Although many people focus on the shape and size of glasses frames to the exclusion of other factors, it is important to think about the type and quality of lenses.
A thorough optometry exam will identify any deficits in your vision that could be improved with a particular type of lens. Share any questions and concerns, you may have, with your optometrist to find which are the right glasses for you.
The correct pair of glasses perfectly complements your face and seamlessly facilitates your experience of the visual world. When they are not the correct prescription or chosen while in a rush, glasses can be uncomfortable, cause headaches, detract from your appearance, and become a nuisance that distracts from everyday life. A few simple tips can help you choose glasses that look and feel great.
Types of Lenses
Glasses come with a variety of lens types, and manufacturers continue to make advances in lens technology. Currently, most lenses are actually made of plastic, not glass. Plastic tends weigh less and are less damage-prone than the traditional glass lenses.
One of the most popular types of lenses are made of polycarbonate. These lenses are perfect for active individuals or children, because they are impact-resistant and pretty durable. Polycarbonate lenses also block ultraviolet rays, protecting your eyes from sun damage. Those who want further protection from the sun may choose photochromic lenses. These lenses change from clear to a darker tinted shade when exposed to UV light.
If you have a very strong prescription, you may have resigned yourself to thick lenses. But newer high index plastic lenses provide a lighter, thinner lens for strong prescriptions. Aspheric lenses also tend to be thinner and flatter because of their unique surface curvature, which also corrects for minor visual distortions.
Bifocal or Trifocal Lenses
In the past, bifocal lenses were easy to spot by the clear line delineating the two sections of the lens. Today, multifocal lenses — also known as progressive lenses — are indistinguishable from regular lenses. Bifocals are commonly needed by individuals over 40 who have difficulty focusing on near objects, such as reading a book. Trifocal lenses add an additional section to enhance your ability to see objects about an arm’s length away. These objects fall in an intermediate zone that may be challenging to see with bifocal lenses.
After discussing the lens material and your potential need for multifocal lenses, your optometrist can advise you on the need for lens coatings. Many people opt for a scratch-resistant coating, which adds a further layer of protection on the lens. Ultraviolet coating may also be a good choice to prevent sun damage.
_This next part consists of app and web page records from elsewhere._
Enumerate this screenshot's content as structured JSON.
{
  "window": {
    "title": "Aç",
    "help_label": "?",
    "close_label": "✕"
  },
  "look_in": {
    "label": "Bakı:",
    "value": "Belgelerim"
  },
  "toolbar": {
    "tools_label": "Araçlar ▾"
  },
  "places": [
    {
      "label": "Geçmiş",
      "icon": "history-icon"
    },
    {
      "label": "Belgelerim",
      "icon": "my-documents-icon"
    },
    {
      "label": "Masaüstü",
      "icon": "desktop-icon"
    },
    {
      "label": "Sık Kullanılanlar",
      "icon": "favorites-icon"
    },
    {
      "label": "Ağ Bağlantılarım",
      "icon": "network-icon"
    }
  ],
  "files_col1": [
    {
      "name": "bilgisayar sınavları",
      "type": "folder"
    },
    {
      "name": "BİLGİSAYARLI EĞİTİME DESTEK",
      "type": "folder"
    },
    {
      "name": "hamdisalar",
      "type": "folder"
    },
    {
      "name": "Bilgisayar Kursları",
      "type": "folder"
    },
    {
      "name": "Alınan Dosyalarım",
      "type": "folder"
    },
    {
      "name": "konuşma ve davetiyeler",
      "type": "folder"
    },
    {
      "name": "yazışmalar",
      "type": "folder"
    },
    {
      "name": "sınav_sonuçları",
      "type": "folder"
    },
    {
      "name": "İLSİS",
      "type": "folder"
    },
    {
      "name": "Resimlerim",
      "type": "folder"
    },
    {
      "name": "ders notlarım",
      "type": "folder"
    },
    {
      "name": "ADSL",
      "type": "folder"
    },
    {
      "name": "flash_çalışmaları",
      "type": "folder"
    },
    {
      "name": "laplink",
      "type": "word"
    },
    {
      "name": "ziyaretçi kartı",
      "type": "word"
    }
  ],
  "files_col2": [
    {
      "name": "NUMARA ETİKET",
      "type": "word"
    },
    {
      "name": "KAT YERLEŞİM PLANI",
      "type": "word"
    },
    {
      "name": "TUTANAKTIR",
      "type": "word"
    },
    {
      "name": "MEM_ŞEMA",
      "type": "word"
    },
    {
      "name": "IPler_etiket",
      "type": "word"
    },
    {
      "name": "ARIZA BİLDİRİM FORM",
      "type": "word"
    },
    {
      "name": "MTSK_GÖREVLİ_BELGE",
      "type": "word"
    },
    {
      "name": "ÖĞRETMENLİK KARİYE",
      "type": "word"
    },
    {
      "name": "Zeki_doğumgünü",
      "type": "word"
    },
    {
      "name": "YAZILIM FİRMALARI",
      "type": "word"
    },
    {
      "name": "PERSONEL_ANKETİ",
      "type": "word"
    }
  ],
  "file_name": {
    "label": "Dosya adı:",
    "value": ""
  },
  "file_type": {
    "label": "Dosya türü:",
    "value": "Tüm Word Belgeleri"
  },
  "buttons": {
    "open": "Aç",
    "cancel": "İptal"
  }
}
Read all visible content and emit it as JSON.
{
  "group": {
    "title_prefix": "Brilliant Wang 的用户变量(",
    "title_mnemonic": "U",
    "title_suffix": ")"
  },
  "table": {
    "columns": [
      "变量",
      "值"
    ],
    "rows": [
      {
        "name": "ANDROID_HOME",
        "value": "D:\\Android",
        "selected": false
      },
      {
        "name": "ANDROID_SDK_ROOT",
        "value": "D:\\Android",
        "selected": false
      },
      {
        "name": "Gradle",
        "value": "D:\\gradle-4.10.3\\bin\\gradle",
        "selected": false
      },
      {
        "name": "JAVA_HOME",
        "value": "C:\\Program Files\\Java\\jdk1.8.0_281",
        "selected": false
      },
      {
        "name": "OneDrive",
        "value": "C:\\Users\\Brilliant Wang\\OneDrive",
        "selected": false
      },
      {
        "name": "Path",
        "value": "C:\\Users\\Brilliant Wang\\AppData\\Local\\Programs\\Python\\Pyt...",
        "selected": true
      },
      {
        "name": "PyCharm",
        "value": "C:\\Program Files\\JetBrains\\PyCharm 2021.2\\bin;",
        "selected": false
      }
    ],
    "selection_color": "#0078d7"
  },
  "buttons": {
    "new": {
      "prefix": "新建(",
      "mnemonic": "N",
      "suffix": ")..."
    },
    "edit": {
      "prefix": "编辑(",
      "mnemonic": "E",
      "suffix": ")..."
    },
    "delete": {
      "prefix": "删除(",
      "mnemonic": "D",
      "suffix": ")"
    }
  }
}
You may also want to ask your eye doctor about tinted lenses, which can improve the ability to detect contrast or certain colors.
With careful consideration, you can find the perfect pair of glasses to frame your face and improve your vision. Review your options with your optometrist to get a professional opinion about what features are best for you. By making the right choice, your glasses will become an unnoticeable addition to your everyday look.Sources:
Vision Service Plan (2012). Types of lenses.
All About Vision (2012). Eyeglass basics.